Measuring the complexity of general practice consultations: a Delphi and cross-sectional study in English primary care
Salisbury C., Lay-Flurrie S., Bankhead CR., Fuller A., Murphy M., Caddick B., Ordóñez-Mena JM., Holt T., Nicholson BD., Perera R., Hobbs FR.
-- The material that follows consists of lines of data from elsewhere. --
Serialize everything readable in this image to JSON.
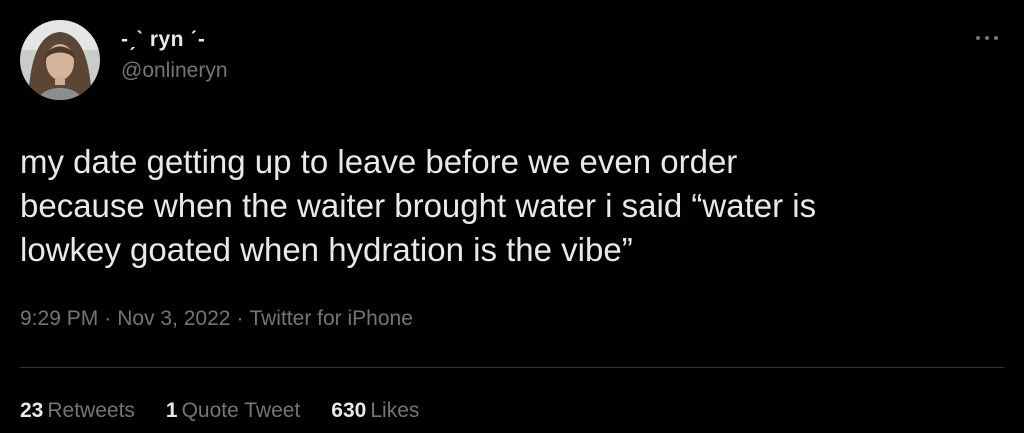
{
  "author": {
    "display_name": "-ˏˋ ryn ˊ-",
    "handle": "@onlineryn"
  },
  "tweet": {
    "text": "my date getting up to leave before we even order\nbecause when the waiter brought water i said “water is\nlowkey goated when hydration is the vibe”"
  },
  "meta": {
    "time": "9:29 PM",
    "separator": "·",
    "date": "Nov 3, 2022",
    "source": "Twitter for iPhone"
  },
  "stats": {
    "retweets": {
      "count": "23",
      "label": "Retweets"
    },
    "quote_tweets": {
      "count": "1",
      "label": "Quote Tweet"
    },
    "likes": {
      "count": "630",
      "label": "Likes"
    }
  },
  "icons": {
    "more": "more-horizontal-icon",
    "avatar": "profile-photo"
  },
  "colors": {
    "background": "#000000",
    "primary_text": "#e7e9ea",
    "secondary_text": "#71767b",
    "divider": "#2f3336"
  }
}
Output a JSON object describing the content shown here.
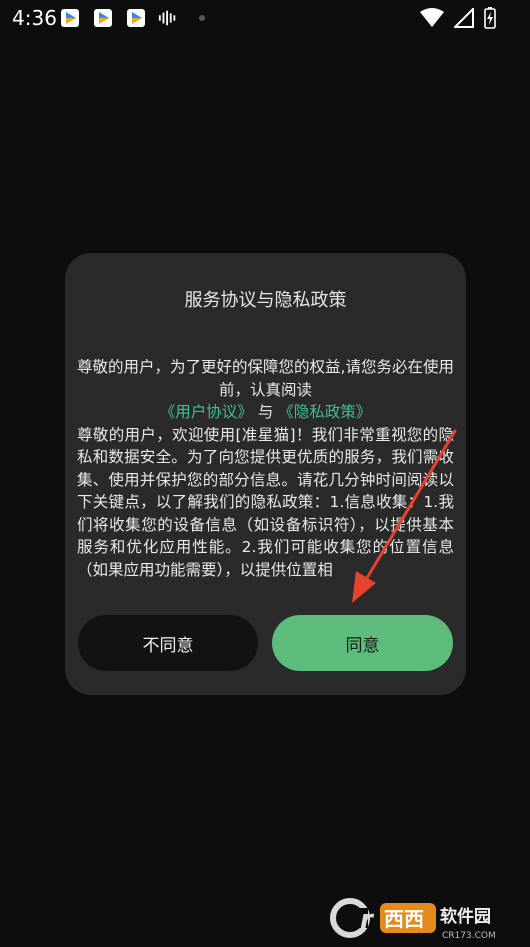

BACKGROUND: The complexity of general practice consultations may be increasing and varies in different settings. A measure of complexity is required to test these hypotheses. AIM: To develop a valid measure of general practice consultation complexity applicable to routine medical records. DESIGN AND SETTING: Delphi study to select potential indicators of complexity followed by a cross-sectional study in English general practices to develop and validate a complexity measure. METHOD: The online Delphi study over two rounds identified potential indicators of consultation complexity. The cross-sectional study used an age-sex stratified random sample of patients and general practice face-to-face consultations from 2013/2014 in the Clinical Practice Research Datalink. The authors explored independent relationships between each indicator and consultation duration using mixed-effects regression models, and revalidated findings using data from 2017/2018. The proportion of complex consultations in different age-sex groups was assessed. RESULTS: A total of 32 GPs participated in the Delphi study. The Delphi panel endorsed 34 of 45 possible complexity indicators after two rounds. After excluding factors because of low prevalence or confounding, 17 indicators were retained in the cross-sectional study. The study used data from 173 130 patients and 725 616 face-to-face GP consultations. On defining complexity as the presence of any of these 17 factors, 308 370 consultations (42.5%) were found to be complex. Mean duration of complex consultations was 10.49 minutes, compared to 9.64 minutes for non-complex consultations. The proportion of complex consultations was similar in males and females but increased with age. CONCLUSION: The present consultation complexity measure has face and construct validity. It may be useful for research, management and policy, and for informing decisions about the range of resources needed in different practices.